Gloucestershire is a large, semi-rural county, with one city, a handful of moderately-sized towns and a myriad of small villages, hamlets and communities, interspersed by rivers, valleys and hills, narrow roads and lanes, but few major roads.
Notwithstanding its beauty, Gloucestershire can be a nightmare for emergency services which need vital rapid access across the county to situations when lives may be in danger.
This is a particularly major problem for instances of sudden cardiac arrest, a major killer of people of all ages, and where victims require rapid treatment with a heart defibrillator within a few minutes if they are to have any chance of surviving.
Only about 10% of those afflicted may recover because of this.
Paramedics of the South Western Ambulance Service NHS Foundation Trust (SWASFT) have uniquely difficult problems of access in many parts of Gloucestershire, particularly where Automated External Defibrillators (AEDs) are few and far between, and where narrow roads, traffic, including agricultural vehicles and topography, may hamper an ambulance arriving quickly enough.
Nearly 10 years ago, this problem was addressed by Kevin Dickens, the community responder officer for Gloucestershire, working in association with Rotary Cheltenham Cleeve Vale – and the Rotary Saving Lives Project was set up.
The initiative set an objective of installing AEDs in secondary schools and colleges that had sports centres and facilities, also used by the general public throughout the county and which were located in semi-rural areas, where rapid access for ambulances and paramedics to emergencies might be hampered by geographic factors.
Gloucestershire can be a nightmare for emergency services which need vital rapid access across the county.”
The project has subsequently expanded its scope by bringing in other Rotary clubs from the east, west and south of the county, with locations beyond, to address defibrillator placements in clubs and societies, county council facilities, and rural communities.
More recently, special needs and primary schools have been included in the list of placements.

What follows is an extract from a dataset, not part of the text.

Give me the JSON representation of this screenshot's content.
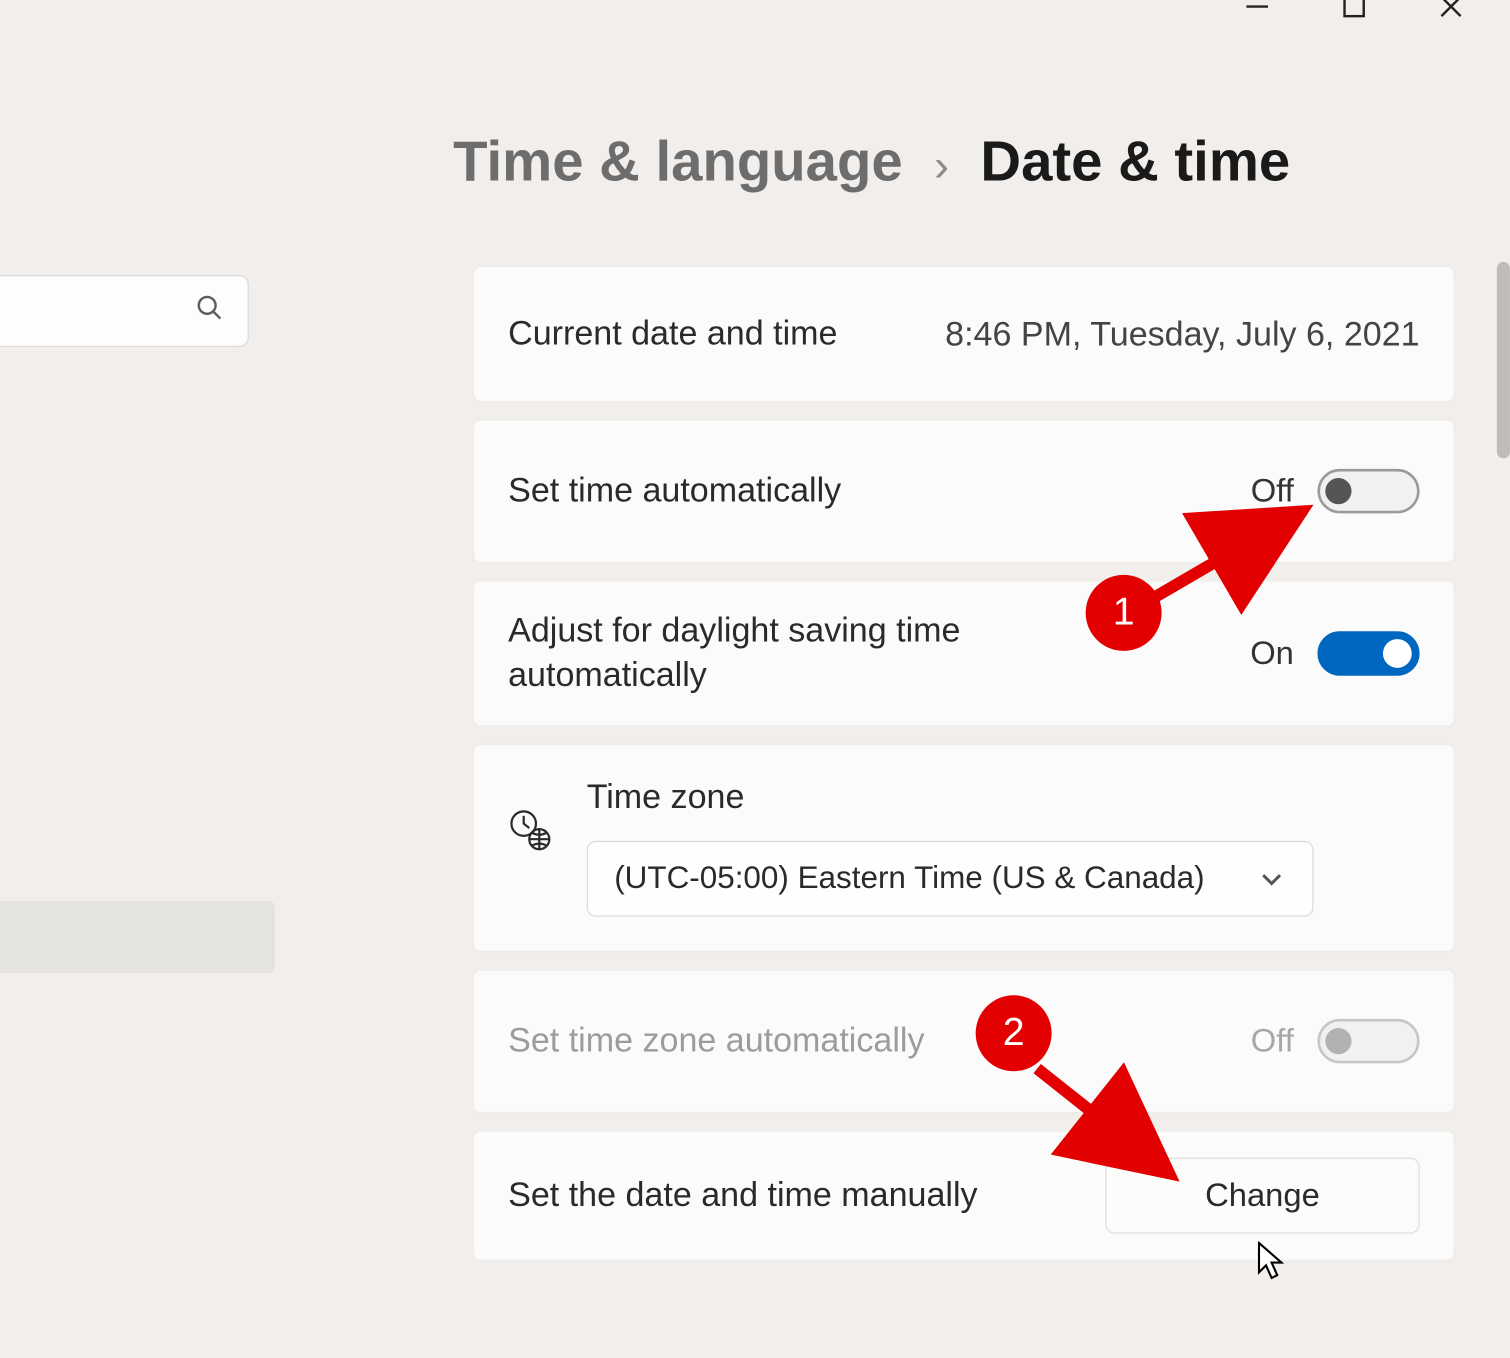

Moreover, vital guidance in what can be done to help the victims quickly has been given to people of all ages.
On February 26th, the donation of the 50th AED under the Rotary Saving Lives Project was presented to a local Gloucestershire rugby club.
This was celebrated at a District Rotary and SWASFT evening event at the Hatherley Manor Hotel & Spa in Gloucester, and was supported by local businesses and the community.
This function, at which the coach of Gloucester Rugby, Johan Ackermann, was the guest speaker, also raised awareness of the importance of creating ‘heart-safe’ environments in our communities and schools, and to emphasise what can be achieved by working in partnership with our emergency services.
The evening featured an interview with a survivor of a sudden cardiac arrest due to the speedy intervention of his two daughters, illustrating that awareness of what people of all ages need to have in emergency situations during the critical time before an ambulance first arrives.
The event was an opportunity to show how Rotary clubs, working in partnership with SWASFT, can augment their vital work in the community, as well as to show a continuing commitment.
Rotary clubs within District 1100 continue to work in partnership with SWASFT variously; for example, funds were raised for the Public Heart Appeal at a Gloucester rugby match at Kingsholm.
This is a new initiative involving SWASFT, Gloucestershire Constabulary and the Licensed Premises Association, placing AEDs in licensed premises across the county.
The Rotary Saving Lives Project has received awards and commendations, including from Rotary International and HeartSafe.